A long-lasting stint with Herbie Mann grew out of this experience. Herbie wanted a Latin jazz band with trombones, and Barry wouldn't leave Eddie, so I was it. Herbie's band introduced me to Chick Corea and gave me some exposure on records, at clubs and at festivals. I started to meet some great musicians and recorded Cuban Roots. This led to me getting a taste of rock and roll with, among others, Mike Bloomfield and the Electric Flag. This, in turn, led to me getting called to put together a horn section for Janis Joplin, ironically, the immediate cause of my quitting the business. I had recorded Cuban Roots with Arnie Lawrence on alto saxophone. I was convinced it was a great album, but it only received one review (in a French jazz magazine) and almost no airplay. Worse, neither Barry nor Eddie was willing to tell me that it was a good album, and I worshiped those guys. I was really badly hurt by that. 

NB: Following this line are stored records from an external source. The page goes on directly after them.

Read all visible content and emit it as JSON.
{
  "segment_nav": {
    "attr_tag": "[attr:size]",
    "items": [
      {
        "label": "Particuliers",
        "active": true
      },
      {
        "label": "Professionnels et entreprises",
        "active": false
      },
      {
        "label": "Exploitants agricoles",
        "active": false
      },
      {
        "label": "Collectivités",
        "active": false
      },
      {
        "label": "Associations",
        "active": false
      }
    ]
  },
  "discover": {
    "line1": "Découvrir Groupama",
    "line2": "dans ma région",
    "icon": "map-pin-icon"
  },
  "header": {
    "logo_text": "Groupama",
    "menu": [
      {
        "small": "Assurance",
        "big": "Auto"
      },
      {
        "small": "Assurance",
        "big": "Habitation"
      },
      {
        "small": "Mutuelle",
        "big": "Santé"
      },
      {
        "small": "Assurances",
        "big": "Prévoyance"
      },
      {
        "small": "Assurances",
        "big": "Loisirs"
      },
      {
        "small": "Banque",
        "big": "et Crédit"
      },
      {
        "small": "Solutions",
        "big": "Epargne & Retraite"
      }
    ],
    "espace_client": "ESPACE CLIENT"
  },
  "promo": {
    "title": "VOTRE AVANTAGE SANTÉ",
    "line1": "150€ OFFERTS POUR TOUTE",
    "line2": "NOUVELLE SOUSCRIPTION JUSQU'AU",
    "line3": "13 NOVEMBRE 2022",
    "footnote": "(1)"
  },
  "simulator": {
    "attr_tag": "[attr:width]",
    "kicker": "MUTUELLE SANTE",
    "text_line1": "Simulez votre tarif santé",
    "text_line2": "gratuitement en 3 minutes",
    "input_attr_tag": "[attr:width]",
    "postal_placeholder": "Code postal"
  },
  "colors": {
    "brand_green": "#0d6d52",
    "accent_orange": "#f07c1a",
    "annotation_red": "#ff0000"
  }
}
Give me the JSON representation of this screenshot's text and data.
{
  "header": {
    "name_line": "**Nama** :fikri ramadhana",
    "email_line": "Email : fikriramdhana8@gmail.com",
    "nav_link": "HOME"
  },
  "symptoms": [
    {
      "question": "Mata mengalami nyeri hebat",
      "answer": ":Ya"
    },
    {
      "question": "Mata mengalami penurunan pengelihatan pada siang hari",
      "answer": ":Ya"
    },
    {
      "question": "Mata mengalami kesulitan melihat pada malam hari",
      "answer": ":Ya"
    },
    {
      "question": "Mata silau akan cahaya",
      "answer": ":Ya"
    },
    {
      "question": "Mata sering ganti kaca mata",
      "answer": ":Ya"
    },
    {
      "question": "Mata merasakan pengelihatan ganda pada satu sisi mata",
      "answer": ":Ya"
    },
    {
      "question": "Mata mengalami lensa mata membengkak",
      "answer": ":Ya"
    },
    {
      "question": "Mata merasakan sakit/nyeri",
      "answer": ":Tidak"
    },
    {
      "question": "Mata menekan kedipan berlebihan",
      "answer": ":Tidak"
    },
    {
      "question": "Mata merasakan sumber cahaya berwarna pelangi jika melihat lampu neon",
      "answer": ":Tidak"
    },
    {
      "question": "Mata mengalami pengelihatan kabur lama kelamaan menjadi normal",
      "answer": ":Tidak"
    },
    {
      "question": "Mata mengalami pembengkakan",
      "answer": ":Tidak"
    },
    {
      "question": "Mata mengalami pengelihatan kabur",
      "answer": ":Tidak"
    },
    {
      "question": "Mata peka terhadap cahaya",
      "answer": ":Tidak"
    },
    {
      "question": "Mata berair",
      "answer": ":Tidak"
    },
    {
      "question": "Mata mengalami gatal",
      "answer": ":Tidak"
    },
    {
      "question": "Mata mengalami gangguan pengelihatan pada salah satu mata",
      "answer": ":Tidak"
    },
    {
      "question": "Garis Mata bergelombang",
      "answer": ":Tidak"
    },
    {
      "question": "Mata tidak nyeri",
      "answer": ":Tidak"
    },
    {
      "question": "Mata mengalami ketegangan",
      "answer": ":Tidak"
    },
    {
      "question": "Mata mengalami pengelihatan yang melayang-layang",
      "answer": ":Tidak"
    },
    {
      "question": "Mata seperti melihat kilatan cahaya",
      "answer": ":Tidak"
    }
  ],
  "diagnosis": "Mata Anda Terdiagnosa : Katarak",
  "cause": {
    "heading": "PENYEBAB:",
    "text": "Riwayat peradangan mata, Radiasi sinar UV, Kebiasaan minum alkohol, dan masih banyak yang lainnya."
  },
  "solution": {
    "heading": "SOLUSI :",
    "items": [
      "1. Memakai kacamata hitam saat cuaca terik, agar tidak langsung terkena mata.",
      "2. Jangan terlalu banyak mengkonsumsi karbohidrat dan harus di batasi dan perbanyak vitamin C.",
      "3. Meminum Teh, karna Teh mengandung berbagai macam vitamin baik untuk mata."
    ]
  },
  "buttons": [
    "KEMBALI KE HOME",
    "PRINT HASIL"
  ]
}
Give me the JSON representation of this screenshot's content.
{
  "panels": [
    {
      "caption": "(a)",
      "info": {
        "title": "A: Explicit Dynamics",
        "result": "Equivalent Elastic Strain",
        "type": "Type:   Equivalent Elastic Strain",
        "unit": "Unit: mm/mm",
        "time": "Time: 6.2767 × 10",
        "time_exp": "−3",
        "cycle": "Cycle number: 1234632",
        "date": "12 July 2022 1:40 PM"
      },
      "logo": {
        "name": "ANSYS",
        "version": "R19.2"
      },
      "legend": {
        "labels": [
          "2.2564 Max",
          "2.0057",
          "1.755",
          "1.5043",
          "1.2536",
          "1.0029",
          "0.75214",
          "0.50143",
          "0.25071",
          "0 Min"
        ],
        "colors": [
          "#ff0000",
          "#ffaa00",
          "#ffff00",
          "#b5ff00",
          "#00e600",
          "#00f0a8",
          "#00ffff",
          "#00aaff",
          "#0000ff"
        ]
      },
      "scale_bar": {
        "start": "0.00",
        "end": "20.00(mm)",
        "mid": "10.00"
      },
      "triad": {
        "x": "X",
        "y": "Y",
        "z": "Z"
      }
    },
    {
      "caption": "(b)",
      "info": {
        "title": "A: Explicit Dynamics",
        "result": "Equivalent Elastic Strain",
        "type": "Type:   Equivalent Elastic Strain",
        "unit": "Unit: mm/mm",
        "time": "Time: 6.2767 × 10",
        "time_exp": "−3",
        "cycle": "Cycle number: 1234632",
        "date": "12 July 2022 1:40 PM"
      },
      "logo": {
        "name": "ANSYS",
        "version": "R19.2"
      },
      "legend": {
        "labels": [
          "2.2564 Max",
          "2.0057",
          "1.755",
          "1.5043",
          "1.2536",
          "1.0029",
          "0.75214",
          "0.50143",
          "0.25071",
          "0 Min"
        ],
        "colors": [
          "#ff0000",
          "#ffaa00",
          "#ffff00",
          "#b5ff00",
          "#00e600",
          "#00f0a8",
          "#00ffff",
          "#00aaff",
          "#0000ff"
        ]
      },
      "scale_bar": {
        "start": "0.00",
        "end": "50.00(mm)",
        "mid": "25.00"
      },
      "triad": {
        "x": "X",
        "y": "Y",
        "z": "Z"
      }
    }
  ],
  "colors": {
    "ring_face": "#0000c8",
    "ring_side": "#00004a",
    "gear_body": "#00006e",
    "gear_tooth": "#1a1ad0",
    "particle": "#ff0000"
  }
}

I had gotten a call from Albert Grossman, Janis' manager, about putting a horn band together for her. I was laying in bed with my wife Joyce watching the Tonight Show, and there was Arnie Lawrence playing in the band. Before the commercial the band had a feature, Arnie had played a few notes of a solo, when the band was cut off. I looked at Joyce and said, 'If I make it to the top and get to play on the Tonight Show, that is what I can look forward to. I'm not going to take the gig with Janis." In my head that was the turning point. I was out of the business! But there is a back-story. When I was negotiating to go with the Electric Flag (after a few gigs with the band in NYC) my wife had made all of these demands, that she had to go on the road, get her hotel room paid for etc. We had just had a baby, my daughter Rebecca, and Joyce did not want to risk her family while I led the rock and roll life. The Electric Flag didn't come through, the band was dropped by Columbia after one album, but Janis was going to pick up the concept, a hard driving blues band with horns. I was to write the horn arrangements and be music director, but Albert Grossman warned me not to make demands about my wife. I had to move to San Francisco and live at the band house while the band was being formed and rehearsed. I'd be on salary, but my wife and child would have to stay in New York. Joyce was freaked. I loved my daughter, and I was very, very unhappy with my marriage. To go to San Francisco would have meant the end of my family for sure. Joyce had a right to be freaked. The Tonight Show was the last straw, to leave my daughter to play rock and roll (when all I ever wanted was to play jazz), to have my solos cut off at the commercial break, to have my best efforts disregarded by the musicians I revered. It was all too much. I decided to go graduate school and get a PhD in Philosophy.